Engineers Without Borders Canada and Passport Health are teaming up to educate engineers before they begin working in Africa.
Nurses from Passport Health taught multiple classes in May for the engineers. These sessions, held at the University of Toronto, covered health tips from vaccines to mosquito-borne diseases to food and drink safety.
The engineers had already met with doctors, but were missing some keys for the trip. For many of the participants, this was their first in-depth consultation or chance to catch up with vaccines.
“The participants, although already immunized, had lots of relevant questions,” said nurse manager Beatrix Morrallee, in an email. “It was clear that they had consults where the vaccines on their list were given, but not a lot of health teaching,” added Morrallee.
The presentation took no longer than 40 minutes, yet covered all the health risks in sub-Saharan Africa.
Even beyond the vaccines, the engineers needed education of other steps to ensure a healthy trip:
- Wash your hands regularly to reduce the risk of typhoid and cholera.
- Wear long-sleeved, light colored shirts and pants to help prevent mosquito bites.
- Only consume food or liquids that were bottled, boiled, peeled or cooked.
The nurses even covered relatively new and under-reported measures, like the meningitis B vaccine. This shot protects from a strain that’s missing in the regular meningitis vaccine. Although available throughout Canada, most people aren’t told that this vaccine is available.
Although this was the first trip to Africa for this group of engineers, the company regularly works in the region.
Engineers Without Borders (EWB) encourages business innovation in sub-Saharan Africa.
The region is considered one of the richest in the world for start-ups. The engineers visit the area, finding small or young businesses to promote growth. EWB then aids these companies in financial planning, leadership training and business development.
Many of these young companies work in developing regions.
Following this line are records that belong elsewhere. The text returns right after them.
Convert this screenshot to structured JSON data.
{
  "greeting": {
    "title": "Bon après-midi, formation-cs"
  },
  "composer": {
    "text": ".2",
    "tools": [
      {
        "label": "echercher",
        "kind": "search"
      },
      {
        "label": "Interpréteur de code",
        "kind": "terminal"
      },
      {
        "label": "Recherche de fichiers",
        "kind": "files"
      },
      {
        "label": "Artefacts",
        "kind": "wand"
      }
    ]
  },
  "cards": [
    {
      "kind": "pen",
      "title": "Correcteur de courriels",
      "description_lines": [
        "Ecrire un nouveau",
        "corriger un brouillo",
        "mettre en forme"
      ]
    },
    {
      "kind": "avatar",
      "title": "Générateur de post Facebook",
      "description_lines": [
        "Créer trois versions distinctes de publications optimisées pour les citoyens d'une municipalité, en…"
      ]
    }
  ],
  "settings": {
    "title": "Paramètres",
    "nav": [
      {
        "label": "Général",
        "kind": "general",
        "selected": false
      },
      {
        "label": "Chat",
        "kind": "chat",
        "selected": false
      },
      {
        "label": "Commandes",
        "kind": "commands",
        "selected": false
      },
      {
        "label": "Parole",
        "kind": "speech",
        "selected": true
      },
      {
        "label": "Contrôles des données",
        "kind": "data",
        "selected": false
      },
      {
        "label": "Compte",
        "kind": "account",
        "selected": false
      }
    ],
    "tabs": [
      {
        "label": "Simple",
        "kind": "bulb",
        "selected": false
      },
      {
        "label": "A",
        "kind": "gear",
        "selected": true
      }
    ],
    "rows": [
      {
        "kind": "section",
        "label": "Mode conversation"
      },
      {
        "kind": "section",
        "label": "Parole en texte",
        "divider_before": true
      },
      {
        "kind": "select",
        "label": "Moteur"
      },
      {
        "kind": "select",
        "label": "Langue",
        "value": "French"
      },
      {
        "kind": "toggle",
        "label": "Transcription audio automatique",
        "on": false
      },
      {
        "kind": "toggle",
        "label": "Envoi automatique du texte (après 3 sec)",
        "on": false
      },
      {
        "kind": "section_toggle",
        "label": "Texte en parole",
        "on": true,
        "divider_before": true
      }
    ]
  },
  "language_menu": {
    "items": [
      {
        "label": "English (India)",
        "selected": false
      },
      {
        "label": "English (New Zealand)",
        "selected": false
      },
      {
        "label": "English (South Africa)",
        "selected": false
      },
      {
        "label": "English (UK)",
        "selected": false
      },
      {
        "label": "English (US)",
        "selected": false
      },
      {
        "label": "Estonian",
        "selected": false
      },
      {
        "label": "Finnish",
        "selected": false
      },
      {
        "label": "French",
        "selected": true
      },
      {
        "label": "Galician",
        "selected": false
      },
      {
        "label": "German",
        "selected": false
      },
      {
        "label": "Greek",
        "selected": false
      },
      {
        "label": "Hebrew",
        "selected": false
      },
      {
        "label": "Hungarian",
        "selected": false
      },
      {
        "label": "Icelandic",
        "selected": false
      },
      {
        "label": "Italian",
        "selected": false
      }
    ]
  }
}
With the help of EWB, the businesses can create better resources in sub-Saharan Africa. Resources can range from improved education to easier access to food and water.
This approach with local businesses helps promote self-sustainability in the area.
The engineers that attended the sessions are heading to various countries across the region. They are working with businesses in Kenya, Uganda, Malawi, Ghana, Zambia and the Ivory Coast.